**Your objective**
If a line in the listing contains "folder", copy it out whole.

**Input material**
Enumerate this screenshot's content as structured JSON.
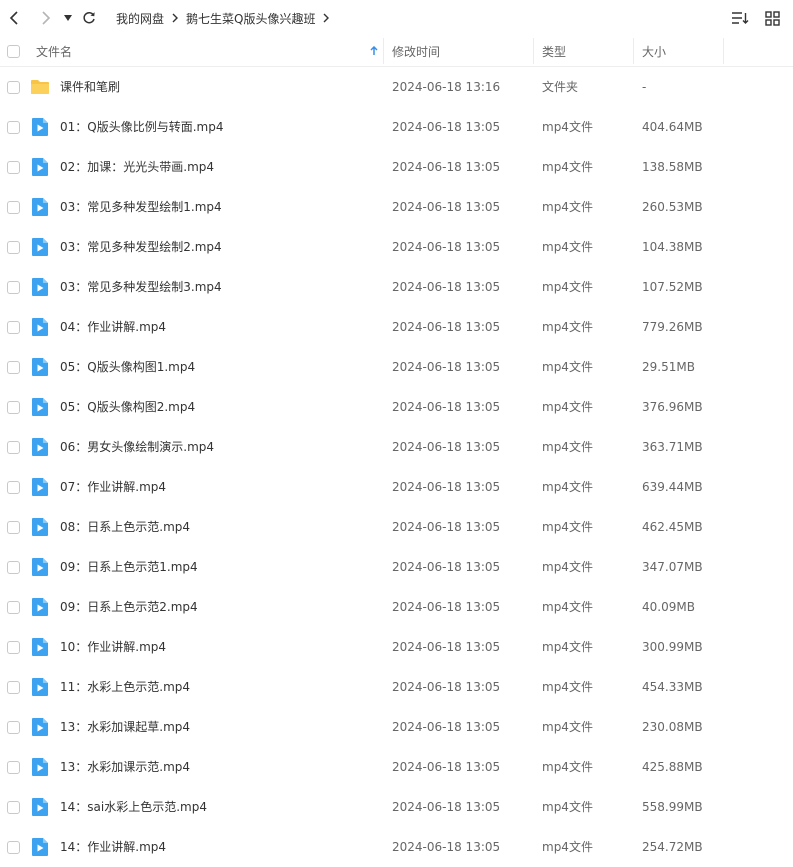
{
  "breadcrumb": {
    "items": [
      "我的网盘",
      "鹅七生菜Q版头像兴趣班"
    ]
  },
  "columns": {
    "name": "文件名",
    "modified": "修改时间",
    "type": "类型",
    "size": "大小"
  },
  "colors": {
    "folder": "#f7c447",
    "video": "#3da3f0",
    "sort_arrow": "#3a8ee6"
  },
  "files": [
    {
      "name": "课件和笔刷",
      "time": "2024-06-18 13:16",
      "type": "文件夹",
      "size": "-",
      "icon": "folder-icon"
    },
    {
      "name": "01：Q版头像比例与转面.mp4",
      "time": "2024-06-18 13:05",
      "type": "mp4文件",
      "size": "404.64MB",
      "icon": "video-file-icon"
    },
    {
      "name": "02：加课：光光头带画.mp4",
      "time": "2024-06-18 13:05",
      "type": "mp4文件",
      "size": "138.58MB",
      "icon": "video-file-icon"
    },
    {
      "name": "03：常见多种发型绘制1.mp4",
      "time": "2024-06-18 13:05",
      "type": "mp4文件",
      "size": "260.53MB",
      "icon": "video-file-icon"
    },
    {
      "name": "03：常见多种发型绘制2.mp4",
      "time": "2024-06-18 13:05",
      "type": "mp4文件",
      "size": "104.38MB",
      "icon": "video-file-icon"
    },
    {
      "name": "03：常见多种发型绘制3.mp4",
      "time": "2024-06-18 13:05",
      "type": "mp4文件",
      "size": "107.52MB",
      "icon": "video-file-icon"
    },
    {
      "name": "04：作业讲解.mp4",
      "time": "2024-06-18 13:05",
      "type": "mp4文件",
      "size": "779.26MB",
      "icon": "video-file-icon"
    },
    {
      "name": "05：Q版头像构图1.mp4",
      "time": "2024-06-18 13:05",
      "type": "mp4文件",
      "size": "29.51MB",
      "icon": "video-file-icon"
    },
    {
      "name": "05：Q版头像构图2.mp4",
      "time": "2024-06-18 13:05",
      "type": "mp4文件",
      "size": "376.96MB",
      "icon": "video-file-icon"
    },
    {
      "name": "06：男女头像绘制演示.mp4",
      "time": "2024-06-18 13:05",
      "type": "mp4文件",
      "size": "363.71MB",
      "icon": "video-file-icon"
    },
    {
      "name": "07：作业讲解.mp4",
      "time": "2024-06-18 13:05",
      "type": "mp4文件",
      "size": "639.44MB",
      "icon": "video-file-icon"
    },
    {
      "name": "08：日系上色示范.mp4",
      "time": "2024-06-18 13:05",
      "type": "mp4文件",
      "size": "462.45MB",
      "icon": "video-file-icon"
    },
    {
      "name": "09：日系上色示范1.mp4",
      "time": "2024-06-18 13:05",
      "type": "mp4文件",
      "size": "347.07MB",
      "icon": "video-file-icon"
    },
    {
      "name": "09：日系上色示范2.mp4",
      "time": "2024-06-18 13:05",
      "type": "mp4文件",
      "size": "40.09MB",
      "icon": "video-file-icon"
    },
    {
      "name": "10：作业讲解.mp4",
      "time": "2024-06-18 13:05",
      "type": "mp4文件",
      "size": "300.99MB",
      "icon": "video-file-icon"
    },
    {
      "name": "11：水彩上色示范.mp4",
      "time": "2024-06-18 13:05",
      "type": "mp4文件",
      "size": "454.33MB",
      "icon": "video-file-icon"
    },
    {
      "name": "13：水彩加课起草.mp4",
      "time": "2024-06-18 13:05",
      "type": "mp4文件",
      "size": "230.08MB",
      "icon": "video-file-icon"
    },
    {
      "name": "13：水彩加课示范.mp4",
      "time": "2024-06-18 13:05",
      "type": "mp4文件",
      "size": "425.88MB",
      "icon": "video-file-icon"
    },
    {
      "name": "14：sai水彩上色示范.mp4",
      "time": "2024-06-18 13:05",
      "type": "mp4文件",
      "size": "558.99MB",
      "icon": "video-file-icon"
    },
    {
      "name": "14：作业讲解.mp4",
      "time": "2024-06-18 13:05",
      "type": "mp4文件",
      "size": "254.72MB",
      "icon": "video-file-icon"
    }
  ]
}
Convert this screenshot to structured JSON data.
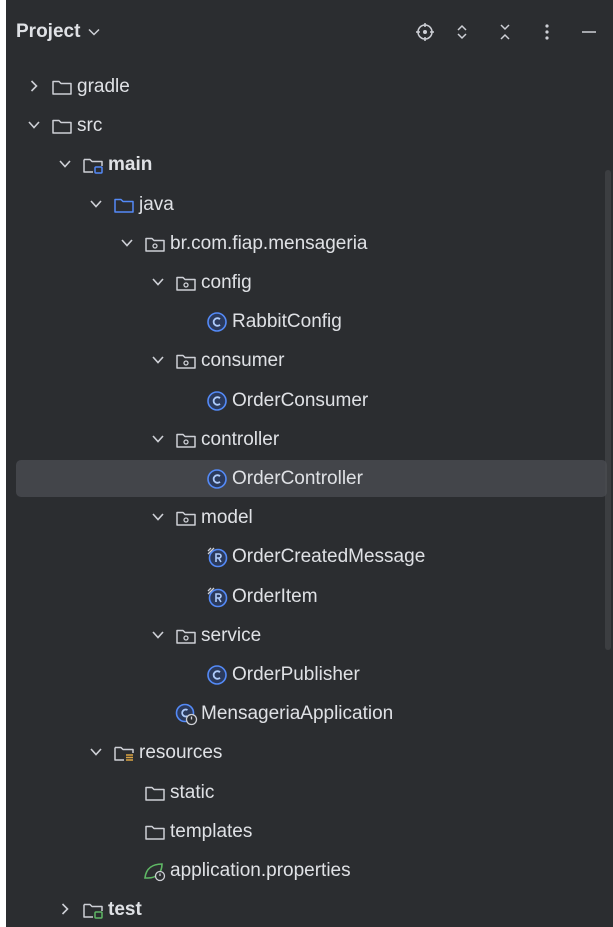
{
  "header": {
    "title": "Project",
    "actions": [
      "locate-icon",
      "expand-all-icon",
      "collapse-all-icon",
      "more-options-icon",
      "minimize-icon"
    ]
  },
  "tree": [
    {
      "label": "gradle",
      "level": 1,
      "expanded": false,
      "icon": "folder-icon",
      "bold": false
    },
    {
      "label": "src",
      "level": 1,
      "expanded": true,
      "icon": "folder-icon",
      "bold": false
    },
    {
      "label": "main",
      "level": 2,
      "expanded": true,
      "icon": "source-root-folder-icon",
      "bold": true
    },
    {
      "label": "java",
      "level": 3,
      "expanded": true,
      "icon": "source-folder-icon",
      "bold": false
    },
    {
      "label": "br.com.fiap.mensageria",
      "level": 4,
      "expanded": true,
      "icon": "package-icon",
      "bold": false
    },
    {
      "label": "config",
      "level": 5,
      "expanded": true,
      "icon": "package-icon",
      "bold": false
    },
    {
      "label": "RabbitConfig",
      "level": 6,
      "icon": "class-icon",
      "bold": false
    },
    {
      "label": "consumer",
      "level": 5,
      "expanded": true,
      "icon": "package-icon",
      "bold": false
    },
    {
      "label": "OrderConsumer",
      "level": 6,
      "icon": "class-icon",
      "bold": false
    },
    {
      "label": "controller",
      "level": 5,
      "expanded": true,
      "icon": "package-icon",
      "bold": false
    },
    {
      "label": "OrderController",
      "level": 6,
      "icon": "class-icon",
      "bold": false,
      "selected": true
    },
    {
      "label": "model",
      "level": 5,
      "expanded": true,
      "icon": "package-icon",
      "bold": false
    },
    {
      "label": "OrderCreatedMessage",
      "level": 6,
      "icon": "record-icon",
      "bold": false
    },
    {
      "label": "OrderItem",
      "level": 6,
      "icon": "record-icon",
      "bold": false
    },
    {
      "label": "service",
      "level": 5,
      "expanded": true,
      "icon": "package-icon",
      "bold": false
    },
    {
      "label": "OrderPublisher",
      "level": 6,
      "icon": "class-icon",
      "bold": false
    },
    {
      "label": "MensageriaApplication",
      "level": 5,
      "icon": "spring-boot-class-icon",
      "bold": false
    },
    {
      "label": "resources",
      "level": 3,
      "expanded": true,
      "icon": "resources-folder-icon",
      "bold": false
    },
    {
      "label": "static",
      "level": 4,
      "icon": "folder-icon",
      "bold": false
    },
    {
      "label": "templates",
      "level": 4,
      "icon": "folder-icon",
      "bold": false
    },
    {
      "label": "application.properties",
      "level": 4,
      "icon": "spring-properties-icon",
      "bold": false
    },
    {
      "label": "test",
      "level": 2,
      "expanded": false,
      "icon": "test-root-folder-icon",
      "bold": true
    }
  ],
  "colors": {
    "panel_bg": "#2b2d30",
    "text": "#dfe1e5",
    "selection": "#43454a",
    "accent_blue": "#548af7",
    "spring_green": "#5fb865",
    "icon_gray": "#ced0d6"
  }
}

**Exercise result**
    "folder": "#f7c447",
      "icon": "folder-icon"
      "icon": "folder-icon",
      "icon": "folder-icon",
      "icon": "source-root-folder-icon",
      "icon": "source-folder-icon",
      "icon": "resources-folder-icon",
      "icon": "folder-icon",
      "icon": "folder-icon",
      "icon": "test-root-folder-icon",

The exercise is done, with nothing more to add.